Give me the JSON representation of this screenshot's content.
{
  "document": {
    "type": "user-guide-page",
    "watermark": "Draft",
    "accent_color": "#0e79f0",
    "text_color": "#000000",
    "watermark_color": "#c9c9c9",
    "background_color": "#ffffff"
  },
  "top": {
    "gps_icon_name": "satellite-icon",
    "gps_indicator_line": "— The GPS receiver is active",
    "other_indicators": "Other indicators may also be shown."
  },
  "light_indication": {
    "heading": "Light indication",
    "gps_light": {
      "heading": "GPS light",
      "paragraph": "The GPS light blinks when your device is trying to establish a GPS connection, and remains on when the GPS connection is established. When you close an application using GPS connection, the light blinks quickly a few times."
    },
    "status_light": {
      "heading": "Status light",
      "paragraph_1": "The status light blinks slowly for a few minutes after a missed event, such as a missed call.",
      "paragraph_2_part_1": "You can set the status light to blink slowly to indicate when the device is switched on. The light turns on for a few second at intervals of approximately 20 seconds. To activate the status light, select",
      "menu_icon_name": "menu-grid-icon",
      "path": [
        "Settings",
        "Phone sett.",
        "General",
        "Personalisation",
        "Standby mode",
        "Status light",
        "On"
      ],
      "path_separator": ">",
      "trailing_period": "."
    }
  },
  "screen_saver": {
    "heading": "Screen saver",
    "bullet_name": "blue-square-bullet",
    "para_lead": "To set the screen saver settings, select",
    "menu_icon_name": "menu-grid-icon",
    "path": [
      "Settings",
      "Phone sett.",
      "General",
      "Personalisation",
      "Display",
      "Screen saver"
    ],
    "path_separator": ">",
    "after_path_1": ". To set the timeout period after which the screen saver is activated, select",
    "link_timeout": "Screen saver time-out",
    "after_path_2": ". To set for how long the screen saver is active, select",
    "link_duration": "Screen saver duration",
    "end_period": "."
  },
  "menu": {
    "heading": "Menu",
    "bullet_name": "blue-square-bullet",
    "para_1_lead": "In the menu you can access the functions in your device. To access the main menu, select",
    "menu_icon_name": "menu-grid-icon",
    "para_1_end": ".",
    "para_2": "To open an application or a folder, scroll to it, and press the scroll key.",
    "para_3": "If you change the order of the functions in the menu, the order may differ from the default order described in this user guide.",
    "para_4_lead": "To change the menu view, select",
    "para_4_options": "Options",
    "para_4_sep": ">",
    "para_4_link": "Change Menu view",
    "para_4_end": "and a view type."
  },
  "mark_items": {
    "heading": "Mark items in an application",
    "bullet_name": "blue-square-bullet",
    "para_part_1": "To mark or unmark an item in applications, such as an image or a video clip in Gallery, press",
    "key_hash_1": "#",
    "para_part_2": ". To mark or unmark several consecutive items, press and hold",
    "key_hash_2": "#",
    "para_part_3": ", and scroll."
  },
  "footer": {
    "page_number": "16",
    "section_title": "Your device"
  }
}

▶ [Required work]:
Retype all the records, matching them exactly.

▶ [Exercise answer]:
Give me the JSON representation of this screenshot's content.
{
  "document": {
    "type": "user-guide-page",
    "watermark": "Draft",
    "accent_color": "#0e79f0",
    "text_color": "#000000",
    "watermark_color": "#c9c9c9",
    "background_color": "#ffffff"
  },
  "top": {
    "gps_icon_name": "satellite-icon",
    "gps_indicator_line": "— The GPS receiver is active",
    "other_indicators": "Other indicators may also be shown."
  },
  "light_indication": {
    "heading": "Light indication",
    "gps_light": {
      "heading": "GPS light",
      "paragraph": "The GPS light blinks when your device is trying to establish a GPS connection, and remains on when the GPS connection is established. When you close an application using GPS connection, the light blinks quickly a few times."
    },
    "status_light": {
      "heading": "Status light",
      "paragraph_1": "The status light blinks slowly for a few minutes after a missed event, such as a missed call.",
      "paragraph_2_part_1": "You can set the status light to blink slowly to indicate when the device is switched on. The light turns on for a few second at intervals of approximately 20 seconds. To activate the status light, select",
      "menu_icon_name": "menu-grid-icon",
      "path": [
        "Settings",
        "Phone sett.",
        "General",
        "Personalisation",
        "Standby mode",
        "Status light",
        "On"
      ],
      "path_separator": ">",
      "trailing_period": "."
    }
  },
  "screen_saver": {
    "heading": "Screen saver",
    "bullet_name": "blue-square-bullet",
    "para_lead": "To set the screen saver settings, select",
    "menu_icon_name": "menu-grid-icon",
    "path": [
      "Settings",
      "Phone sett.",
      "General",
      "Personalisation",
      "Display",
      "Screen saver"
    ],
    "path_separator": ">",
    "after_path_1": ". To set the timeout period after which the screen saver is activated, select",
    "link_timeout": "Screen saver time-out",
    "after_path_2": ". To set for how long the screen saver is active, select",
    "link_duration": "Screen saver duration",
    "end_period": "."
  },
  "menu": {
    "heading": "Menu",
    "bullet_name": "blue-square-bullet",
    "para_1_lead": "In the menu you can access the functions in your device. To access the main menu, select",
    "menu_icon_name": "menu-grid-icon",
    "para_1_end": ".",
    "para_2": "To open an application or a folder, scroll to it, and press the scroll key.",
    "para_3": "If you change the order of the functions in the menu, the order may differ from the default order described in this user guide.",
    "para_4_lead": "To change the menu view, select",
    "para_4_options": "Options",
    "para_4_sep": ">",
    "para_4_link": "Change Menu view",
    "para_4_end": "and a view type."
  },
  "mark_items": {
    "heading": "Mark items in an application",
    "bullet_name": "blue-square-bullet",
    "para_part_1": "To mark or unmark an item in applications, such as an image or a video clip in Gallery, press",
    "key_hash_1": "#",
    "para_part_2": ". To mark or unmark several consecutive items, press and hold",
    "key_hash_2": "#",
    "para_part_3": ", and scroll."
  },
  "footer": {
    "page_number": "16",
    "section_title": "Your device"
  }
}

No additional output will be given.